Above: Blue Opal tiles by Heath Ceramics create the bold backdrop.
Above: The cabinets were designed by Howells and fabricated by Wolf and Son, a local cabinetmaker in Portland. The panelized doors refer to traditional door construction, says Howells. Doors used to be made by infilling a frame with a panel that was made up of side-by-side boards. In this case, the panel is flush with the surrounding frame, conjuring modernity.
Above: The kitchen and adjoining breakfast room before the remodel.
Above: The size of the renovated space, inclusive of breakfast room, is approximately 9 by 27 feet. All appliances are by Jenn-Air.
RM: Did you repurpose anything from the former kitchen?
Howells: Nothing was repurposed. The old kitchen dated to the 1960s/70s and was not original to the home, nor in good shape. As with most of our kitchens, we took the opportunity to upgrade the home’s hot water heater to a gas-fired, tankless, on-demand unit—an adjustment that affords a significant reduction in energy use relative to a conventional American-style hot water heater.
RM: Is there a detail you are most proud of in the new finished space?
Howells: I love the way the colors work together. The owner is particularly happy with the windows at the sink, and the way the kitchen and breakfast room open to each other. The kitchen is light and bright and bold, which really helps in the Portland climate.
RM: What would be your main advice for someone about to embark on a similar project?
Howells: I have three main pieces of advice, which all have to do with hiring the right professional:
I think the best projects come from placing trust in the person you are hiring and taking at least a little risk, rather than using the architect as a drafting service. This goes back to my favorite thing about this project: the client's trust in me and willingness to take a risk and let me put ideas on the table.
Pick your professional carefully: If you hire an architect or designer, be sure he or she sees the attributes of your home and not just the weaknesses you want addressed. For example, it's obvious that this kitchen needed updating. But there's a lot of soul in this house. It's a graceful old Portland home and its owner has been happy here for some 40 years and raised her kids here. Her whole family was invested in her remodel ,and it was exciting to come up with something that could do justice to the expense and the occasion.
Lastly, find someone who is solid on the follow-through. A real architect is there during construction, closely monitoring every step. A kitchen remodel should be taken very seriously by whomever you hire.
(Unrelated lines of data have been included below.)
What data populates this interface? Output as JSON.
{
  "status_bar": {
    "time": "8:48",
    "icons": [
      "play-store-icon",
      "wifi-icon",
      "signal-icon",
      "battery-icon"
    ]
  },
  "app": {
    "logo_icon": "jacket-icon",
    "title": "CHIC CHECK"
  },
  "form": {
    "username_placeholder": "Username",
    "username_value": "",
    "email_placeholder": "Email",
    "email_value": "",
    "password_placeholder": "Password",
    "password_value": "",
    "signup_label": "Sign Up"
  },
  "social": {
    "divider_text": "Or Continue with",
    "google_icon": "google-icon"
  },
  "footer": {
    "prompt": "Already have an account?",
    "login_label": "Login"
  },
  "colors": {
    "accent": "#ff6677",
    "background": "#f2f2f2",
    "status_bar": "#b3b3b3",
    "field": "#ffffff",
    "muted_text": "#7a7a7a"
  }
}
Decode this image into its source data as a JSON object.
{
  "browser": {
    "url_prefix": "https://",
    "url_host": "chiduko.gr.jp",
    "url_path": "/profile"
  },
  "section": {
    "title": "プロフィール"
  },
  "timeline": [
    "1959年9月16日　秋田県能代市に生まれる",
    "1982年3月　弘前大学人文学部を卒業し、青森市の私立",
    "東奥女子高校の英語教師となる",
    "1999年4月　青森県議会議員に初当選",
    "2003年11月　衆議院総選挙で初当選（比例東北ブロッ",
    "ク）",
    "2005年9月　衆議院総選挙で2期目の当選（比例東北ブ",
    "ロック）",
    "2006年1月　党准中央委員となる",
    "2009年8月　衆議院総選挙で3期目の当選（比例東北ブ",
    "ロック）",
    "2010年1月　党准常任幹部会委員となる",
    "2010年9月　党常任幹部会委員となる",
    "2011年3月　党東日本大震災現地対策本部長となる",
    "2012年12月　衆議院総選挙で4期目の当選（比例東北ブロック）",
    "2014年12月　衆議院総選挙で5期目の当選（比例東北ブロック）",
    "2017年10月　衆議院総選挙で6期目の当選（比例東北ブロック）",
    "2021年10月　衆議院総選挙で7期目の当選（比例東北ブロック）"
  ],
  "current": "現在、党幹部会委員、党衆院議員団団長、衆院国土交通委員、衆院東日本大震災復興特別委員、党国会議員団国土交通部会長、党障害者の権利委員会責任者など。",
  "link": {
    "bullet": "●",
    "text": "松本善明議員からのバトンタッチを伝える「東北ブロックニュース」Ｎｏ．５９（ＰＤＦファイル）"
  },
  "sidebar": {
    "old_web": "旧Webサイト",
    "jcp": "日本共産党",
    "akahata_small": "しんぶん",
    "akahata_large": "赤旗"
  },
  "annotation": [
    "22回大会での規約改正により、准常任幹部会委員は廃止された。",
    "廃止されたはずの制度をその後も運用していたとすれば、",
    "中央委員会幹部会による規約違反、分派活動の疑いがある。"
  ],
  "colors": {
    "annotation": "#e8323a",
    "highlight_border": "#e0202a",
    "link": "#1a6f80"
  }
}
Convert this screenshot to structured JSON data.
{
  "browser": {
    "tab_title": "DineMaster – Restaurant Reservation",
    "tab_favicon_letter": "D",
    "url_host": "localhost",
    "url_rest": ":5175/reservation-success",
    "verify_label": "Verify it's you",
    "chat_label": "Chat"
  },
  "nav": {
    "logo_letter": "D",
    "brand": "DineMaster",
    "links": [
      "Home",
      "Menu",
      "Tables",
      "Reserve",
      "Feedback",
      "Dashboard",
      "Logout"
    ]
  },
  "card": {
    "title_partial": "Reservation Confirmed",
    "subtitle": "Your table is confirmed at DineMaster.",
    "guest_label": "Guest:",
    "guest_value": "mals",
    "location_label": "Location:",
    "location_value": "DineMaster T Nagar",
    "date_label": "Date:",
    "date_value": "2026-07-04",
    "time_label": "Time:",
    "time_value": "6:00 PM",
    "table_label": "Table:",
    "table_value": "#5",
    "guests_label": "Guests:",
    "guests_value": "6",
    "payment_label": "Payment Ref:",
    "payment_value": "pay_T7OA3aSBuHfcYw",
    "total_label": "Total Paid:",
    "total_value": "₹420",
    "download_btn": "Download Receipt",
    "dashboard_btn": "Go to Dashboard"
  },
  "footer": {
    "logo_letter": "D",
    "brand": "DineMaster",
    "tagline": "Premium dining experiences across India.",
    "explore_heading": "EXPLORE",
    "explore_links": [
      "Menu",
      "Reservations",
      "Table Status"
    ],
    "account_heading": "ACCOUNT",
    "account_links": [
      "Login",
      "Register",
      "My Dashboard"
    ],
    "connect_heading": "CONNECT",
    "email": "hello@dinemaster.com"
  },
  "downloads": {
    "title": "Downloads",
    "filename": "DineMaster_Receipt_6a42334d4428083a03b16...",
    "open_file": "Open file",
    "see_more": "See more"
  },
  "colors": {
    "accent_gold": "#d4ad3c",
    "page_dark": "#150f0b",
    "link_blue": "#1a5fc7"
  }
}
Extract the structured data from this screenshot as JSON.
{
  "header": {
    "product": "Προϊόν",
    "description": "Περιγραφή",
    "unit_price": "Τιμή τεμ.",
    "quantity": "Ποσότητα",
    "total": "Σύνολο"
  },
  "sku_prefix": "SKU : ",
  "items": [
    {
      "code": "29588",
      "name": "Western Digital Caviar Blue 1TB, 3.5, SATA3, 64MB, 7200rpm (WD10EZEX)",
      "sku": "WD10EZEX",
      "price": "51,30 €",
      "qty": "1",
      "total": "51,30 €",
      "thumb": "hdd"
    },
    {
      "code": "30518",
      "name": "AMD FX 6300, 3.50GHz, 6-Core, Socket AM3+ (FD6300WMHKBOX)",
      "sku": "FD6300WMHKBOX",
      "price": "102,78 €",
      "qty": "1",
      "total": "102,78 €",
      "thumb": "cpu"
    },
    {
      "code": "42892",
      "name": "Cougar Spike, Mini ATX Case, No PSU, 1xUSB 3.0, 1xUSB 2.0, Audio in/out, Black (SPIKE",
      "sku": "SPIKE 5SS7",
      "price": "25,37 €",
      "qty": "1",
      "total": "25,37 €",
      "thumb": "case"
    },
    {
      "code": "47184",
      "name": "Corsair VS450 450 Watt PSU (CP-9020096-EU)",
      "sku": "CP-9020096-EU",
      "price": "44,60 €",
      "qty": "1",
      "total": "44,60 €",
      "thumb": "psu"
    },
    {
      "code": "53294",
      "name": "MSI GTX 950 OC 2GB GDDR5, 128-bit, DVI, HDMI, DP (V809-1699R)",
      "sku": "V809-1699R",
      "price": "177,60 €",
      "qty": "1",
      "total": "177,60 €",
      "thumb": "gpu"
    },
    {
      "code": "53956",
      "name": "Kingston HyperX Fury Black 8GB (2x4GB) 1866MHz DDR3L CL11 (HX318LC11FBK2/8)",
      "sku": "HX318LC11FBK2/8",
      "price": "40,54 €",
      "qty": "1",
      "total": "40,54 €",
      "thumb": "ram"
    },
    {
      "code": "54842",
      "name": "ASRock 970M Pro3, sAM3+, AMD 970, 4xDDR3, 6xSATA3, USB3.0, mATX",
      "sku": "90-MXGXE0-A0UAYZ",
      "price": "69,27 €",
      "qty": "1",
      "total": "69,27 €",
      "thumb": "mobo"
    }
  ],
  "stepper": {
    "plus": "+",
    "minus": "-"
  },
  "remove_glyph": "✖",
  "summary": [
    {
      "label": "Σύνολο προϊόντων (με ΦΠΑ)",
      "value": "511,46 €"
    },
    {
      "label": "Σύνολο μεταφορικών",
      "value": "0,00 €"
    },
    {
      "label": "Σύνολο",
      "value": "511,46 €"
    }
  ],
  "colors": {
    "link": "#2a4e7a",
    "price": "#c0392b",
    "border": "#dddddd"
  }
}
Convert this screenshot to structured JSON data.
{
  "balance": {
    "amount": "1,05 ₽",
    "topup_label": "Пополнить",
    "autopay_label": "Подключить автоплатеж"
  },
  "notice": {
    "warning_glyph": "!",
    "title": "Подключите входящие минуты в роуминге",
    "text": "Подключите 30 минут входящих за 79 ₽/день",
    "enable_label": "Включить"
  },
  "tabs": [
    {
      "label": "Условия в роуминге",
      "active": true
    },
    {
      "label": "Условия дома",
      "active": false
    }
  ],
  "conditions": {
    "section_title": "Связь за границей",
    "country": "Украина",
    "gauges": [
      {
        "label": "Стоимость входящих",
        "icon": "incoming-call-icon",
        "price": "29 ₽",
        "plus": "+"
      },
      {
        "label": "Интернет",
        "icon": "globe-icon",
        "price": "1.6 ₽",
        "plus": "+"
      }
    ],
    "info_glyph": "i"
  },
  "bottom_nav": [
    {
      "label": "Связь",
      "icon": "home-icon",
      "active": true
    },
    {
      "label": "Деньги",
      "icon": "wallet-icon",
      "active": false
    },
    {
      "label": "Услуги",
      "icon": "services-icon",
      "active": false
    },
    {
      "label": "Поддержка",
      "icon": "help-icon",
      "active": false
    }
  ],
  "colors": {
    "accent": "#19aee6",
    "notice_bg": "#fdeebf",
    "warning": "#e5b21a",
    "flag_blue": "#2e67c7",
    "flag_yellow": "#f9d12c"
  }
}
N.B. Howells carefully considered the environment during each phase of the renovation: All former appliances and plumbing fixtures went to the Rebuilding Center in Portland, a nonprofit organization; all wood materials were recycled at Portland Wood Waste Management; and all concrete and cardboard were recycled through the city.